Eastern Europe’s dancing bears and the truth about freedom.
Witold Szablowski is an award-winning journalist and writer who was nine when the infamous iron curtain came down in his native Poland. He tells us in his typically candid manner that he remembers the day quite clearly: he and his mother were at a sanatorium – a typical holiday retreat in communist times, and he recalls seeing his mother and friends gathered around a television in the communal lounge area. An announcement had just been made signalling the end of the Communist Party in Poland. Even at age nine, the writer remembers his shock and disbelief. The Communist Party was ‘a stone ’, he explains, ‘my family got everything from the Communists.’ He admits that his grandfather even wrote poems about some of the Communist party leaders.
‘The Communist Party was a stone.’
Szablowski’s most recent book, Dancing Bears, is a collection of true stories from people across Eastern Europe. From Georgia and the Ukraine to Kosovo and Albania, many shared their nostalgia for a way of life that is no more – life under Communist rule, or, as Witold puts it, under tyranny. Like the dancing bears of Bulgaria which were set free from their gypsy owners after the fall of Communism, the writer finds that freedom brings its own challenges. Many of the bears that had spent a life time in captivity were unable to fend for themselves in the wild. Some died, some were killed, some became aggressive and fought with one another. Szablowski’s metaphor is both subtle and a little disturbing. The stories he collects from his travels across the ex-Russian satellites suggest that people might not be so different from these bears. He goes so far as to suggest that, like the bears, whose owners frequently kept them addicted to alcohol, so the Soviet government did the same with their satellite states – keeping generous amounts of vodka flowing to countries like Poland and Bulgaria.
This award-winning journalist gives us a glimpse into the chaos caused by the sudden change in his native Poland. Overnight, he explains, one could find things in the supermarket that had not been seen in years. The sheer choice meant that many took hours to do their weekly shop. ‘Eating ham in the 80’s was like touching God’s feet’ but suddenly it was everywhere. However, for many, the end of communism meant unemployment. This phenomenon was previously unknown under Communism where, by law, all adults of working age had to have a job. People responded to these changes in different ways, Witold explains. Some became unemployed, desperate and depressed while others tried to embrace all that capitalism had to offer. Perhaps most devastating was the closure of Poland’s collective farms resulting in the loss of 3 million jobs overnight.

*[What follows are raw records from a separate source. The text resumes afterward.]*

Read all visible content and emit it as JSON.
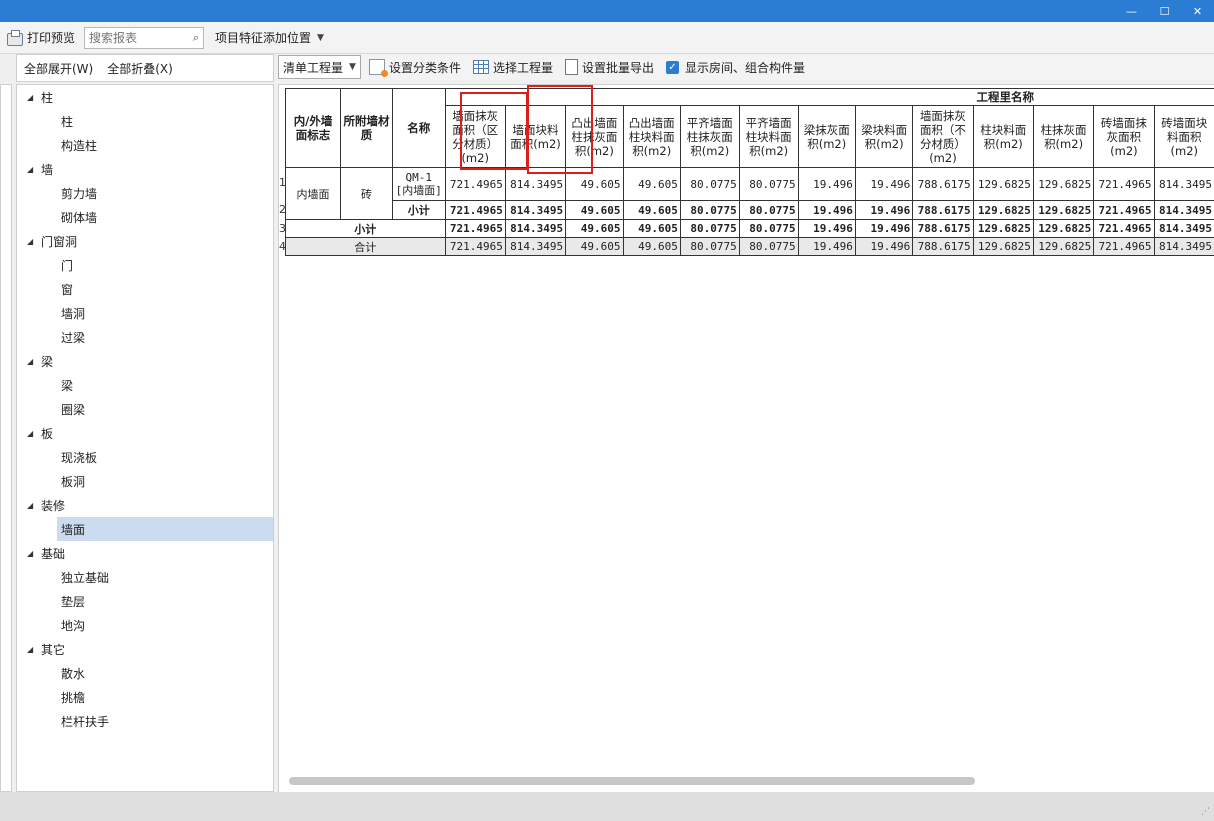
{
  "window": {
    "minimize": "—",
    "restore": "☐",
    "close": "✕"
  },
  "toolbar": {
    "print_preview": "打印预览",
    "search_placeholder": "搜索报表",
    "add_feature_position": "项目特征添加位置"
  },
  "left_panel": {
    "expand_all": "全部展开(W)",
    "collapse_all": "全部折叠(X)",
    "tree": [
      {
        "label": "柱",
        "children": [
          "柱",
          "构造柱"
        ]
      },
      {
        "label": "墙",
        "children": [
          "剪力墙",
          "砌体墙"
        ]
      },
      {
        "label": "门窗洞",
        "children": [
          "门",
          "窗",
          "墙洞",
          "过梁"
        ]
      },
      {
        "label": "梁",
        "children": [
          "梁",
          "圈梁"
        ]
      },
      {
        "label": "板",
        "children": [
          "现浇板",
          "板洞"
        ]
      },
      {
        "label": "装修",
        "children": [
          "墙面"
        ]
      },
      {
        "label": "基础",
        "children": [
          "独立基础",
          "垫层",
          "地沟"
        ]
      },
      {
        "label": "其它",
        "children": [
          "散水",
          "挑檐",
          "栏杆扶手"
        ]
      }
    ],
    "selected": "墙面"
  },
  "report_toolbar": {
    "quantity_combo": "清单工程量",
    "set_filter": "设置分类条件",
    "select_quantity": "选择工程量",
    "set_batch_export": "设置批量导出",
    "show_rooms": "显示房间、组合构件量"
  },
  "report": {
    "group_header": "工程里名称",
    "fixed_headers": [
      "内/外墙面标志",
      "所附墙材质",
      "名称"
    ],
    "columns": [
      "墙面抹灰面积（区分材质）(m2)",
      "墙面块料面积(m2)",
      "凸出墙面柱抹灰面积(m2)",
      "凸出墙面柱块料面积(m2)",
      "平齐墙面柱抹灰面积(m2)",
      "平齐墙面柱块料面积(m2)",
      "梁抹灰面积(m2)",
      "梁块料面积(m2)",
      "墙面抹灰面积（不分材质）(m2)",
      "柱块料面积(m2)",
      "柱抹灰面积(m2)",
      "砖墙面抹灰面积(m2)",
      "砖墙面块料面积(m2)"
    ],
    "row_numbers": [
      "1",
      "2",
      "3",
      "4"
    ],
    "wall_flag": "内墙面",
    "material": "砖",
    "item_name": "QM-1 [内墙面]",
    "subtotal_label": "小计",
    "subtotal_label2": "小计",
    "total_label": "合计",
    "rows": [
      [
        "721.4965",
        "814.3495",
        "49.605",
        "49.605",
        "80.0775",
        "80.0775",
        "19.496",
        "19.496",
        "788.6175",
        "129.6825",
        "129.6825",
        "721.4965",
        "814.3495"
      ],
      [
        "721.4965",
        "814.3495",
        "49.605",
        "49.605",
        "80.0775",
        "80.0775",
        "19.496",
        "19.496",
        "788.6175",
        "129.6825",
        "129.6825",
        "721.4965",
        "814.3495"
      ],
      [
        "721.4965",
        "814.3495",
        "49.605",
        "49.605",
        "80.0775",
        "80.0775",
        "19.496",
        "19.496",
        "788.6175",
        "129.6825",
        "129.6825",
        "721.4965",
        "814.3495"
      ],
      [
        "721.4965",
        "814.3495",
        "49.605",
        "49.605",
        "80.0775",
        "80.0775",
        "19.496",
        "19.496",
        "788.6175",
        "129.6825",
        "129.6825",
        "721.4965",
        "814.3495"
      ]
    ]
  }
}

Szablowski admits that no one really knows why these farms were closed, especially since research showed that at least half were doing quite well. He describes the decision to turn some of these farms into so-called Tolkien villages, as ‘bitter sweet’. Many who worked in these villages had never even read the Lord of the Rings trilogy and felt no connection with the characters but were aware of the great commercial success of the recently released films and, in true Western style, were determined to profit from this.
‘Putin’s shadow is getting bigger and bigger.’
Szablowski spent time in both Georgia and the Ukraine where Russia’s influence is far stronger. He tells us that he was struck by the similar reactions to Westernisation of the Orthodox church in Ukraine and the Catholic church in Poland. Both saw it as a threat to faith and traditional communal identity. ‘The clergy were so afraid’ he tells us candidly. He goes so far as to suggest that had the Pope at the time, who happened to be Polish, not given his blessing to the idea of joining the EU, he is not sure that Poland would have done so. However, when asked about the concerns regarding the rule of law in his country, Witold is unequivocal in his response – ‘the ruling party is destroying the foundations of democracy in Poland – that is absolutely true.’ Yet he points out that in spite of this, there is more support in Poland now for EU membership than there was before they joined the union. He admits that the desire for independence is very strong amongst the Poles – the country could not be found on a map of Europe for 123 years, and this, he tells us, is the card that the ruling party plays. However, he thinks it will be very difficult to convince Poles that the advantages of Schengen and other such freedoms afforded by EU membership are worth giving up. Perhaps more worrying, is the journalist’s frequent return to the influence of Russia on Eastern Europe and his claim that it has grown in recent years. He notes that there are Eastern European countries who ‘forget very easily’ what life was like under Communism and describes Putin as ‘a hungry person’ who ‘works through chaos’ rather than direct confrontation. Perhaps nostalgia has its role to play if it encourages Eastern Europe to remember – both the good and the bad. Souwie Buis 17th November